Brent Simmons has a good post today on ethics for programmers:

Were software engineer a profession like doctor or lawyer, we’d have a strong and binding set of ethics.

There is a code of ethics for software engineers—over and above the ACM code Brent mentions—but it’s known mostly to licensed professional engineers, and few programmers are licensed.

If you’re a regular reader of this blog or my Twitter feed, you know how hard it is for me to write the phrase software engineer. Deep down, I still think engineering should be reserved for work in the physical world, not in the conceptual world where most software resides. But the writing has been on the wall for a long time, and I don’t really expect the traditional definition to prevail. Nowadays my complaints about programmers calling themselves engineers are done as a joke in the “get off my lawn” vein:

@danielpunkass @caseyliss You software people are so cute with your ideas and stuff.
Dr. Drang (@drdrang) Jan 14 2015 7:44 AM
@drdrang @caseyliss Excuse me, I am a software ENGINEER. I should know a thing or two about ENGINEERING, thank you very much. Look it up …
Daniel Jalkut (@danielpunkass) Jan 14 2015 7:45 AM
@danielpunkass @caseyliss Look it up? OK…

Dr. Drang (@drdrang) Jan 14 2015 7:59 AM

Not that long ago, Daniel couldn’t be a licensed engineer, because there was no licensure procedure for software engineers, but that changed a couple of years ago.
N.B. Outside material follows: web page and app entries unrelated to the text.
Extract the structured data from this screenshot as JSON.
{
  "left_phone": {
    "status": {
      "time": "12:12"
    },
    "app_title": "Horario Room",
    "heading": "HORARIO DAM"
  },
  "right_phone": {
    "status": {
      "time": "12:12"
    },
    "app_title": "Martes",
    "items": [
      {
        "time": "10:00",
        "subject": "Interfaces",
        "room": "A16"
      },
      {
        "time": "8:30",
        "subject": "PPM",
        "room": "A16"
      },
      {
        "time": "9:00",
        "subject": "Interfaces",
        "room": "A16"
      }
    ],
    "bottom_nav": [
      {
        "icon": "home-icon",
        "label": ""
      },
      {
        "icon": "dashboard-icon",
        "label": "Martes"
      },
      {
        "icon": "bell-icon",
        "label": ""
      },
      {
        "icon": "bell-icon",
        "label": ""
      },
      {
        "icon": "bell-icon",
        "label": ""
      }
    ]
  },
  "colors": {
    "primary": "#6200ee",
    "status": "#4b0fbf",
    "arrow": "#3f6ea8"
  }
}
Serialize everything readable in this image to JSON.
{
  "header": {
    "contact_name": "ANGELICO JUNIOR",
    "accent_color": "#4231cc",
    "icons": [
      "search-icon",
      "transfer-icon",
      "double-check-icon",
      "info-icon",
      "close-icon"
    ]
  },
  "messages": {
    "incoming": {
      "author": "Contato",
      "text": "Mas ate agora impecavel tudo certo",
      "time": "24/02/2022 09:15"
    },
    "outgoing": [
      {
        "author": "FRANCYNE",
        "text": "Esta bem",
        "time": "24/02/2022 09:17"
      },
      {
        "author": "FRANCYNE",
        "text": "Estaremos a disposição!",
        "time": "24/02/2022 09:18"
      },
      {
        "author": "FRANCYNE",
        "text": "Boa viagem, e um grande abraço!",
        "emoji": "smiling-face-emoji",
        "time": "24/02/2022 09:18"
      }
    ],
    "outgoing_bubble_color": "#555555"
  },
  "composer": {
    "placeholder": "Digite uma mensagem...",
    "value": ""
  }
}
Now there’s a licensing exam for software engineering, although I don’t know how many states currently accept it.1 Each state has its own rules for the licensing of professional engineers, and some of those rules would probably have to be altered to allow programmers to get licensed, even with the availability of an exam.

(I am, by the way, curious what programmers think of the topics covered by the exam.)

Professional engineers are guided by the NSPE code of ethics. Licensed software engineers are no different. Strictly speaking, the NSPE has no statutory power—it’s just a professional organization like ACM—but state boards of registration do consider it when conducting disciplinary investigations.2

The six fundamental canons of the code are:

  1. Hold paramount the safety, health, and welfare of the public.
  2. Perform services only in areas of their competence.
  3. Issue public statements only in an objective and truthful manner.
  4. Act for each employer or client as faithful agents or trustees.
  5. Avoid deceptive acts.
  6. Conduct themselves honorably, responsibly, ethically, and lawfully so as to enhance the honor, reputation, and usefulness of the profession.

I’d say the Brent’s concerns about spyware and monitoring software fall under the “avoid deceptive acts” canon. Another section of the code states

Engineers shall avoid all conduct or practice that deceives the public.

I think that fits, too.

The purpose of licensure is to protect the public by guaranteeing a minimum level of competence in licensed practitioners. Typically, this means protection from physical harm. Since most software poses no risk of physical harm—beating your head against your desk when a program eats one of your files doesn’t count—licensure of software engineers may not seem that important. But as software threads its way into more aspects of our lives, our definition of protection will broaden, and more software will have to be approved by licensed software engineers.

  1. When this article was written, thirty states had software engineering licenses. 

  2. The NSPE is an American organization, but most nations have a similar code of ethics for engineers. Several years ago, I was working on a project with a Canadian engineer who wore an iron ring on his right pinky. The Iron Ring ceremony is a wonderfully Victorian ritual (complete with text by Rudyard Kipling) to instill the ethics and obligations of the profession in young engineers.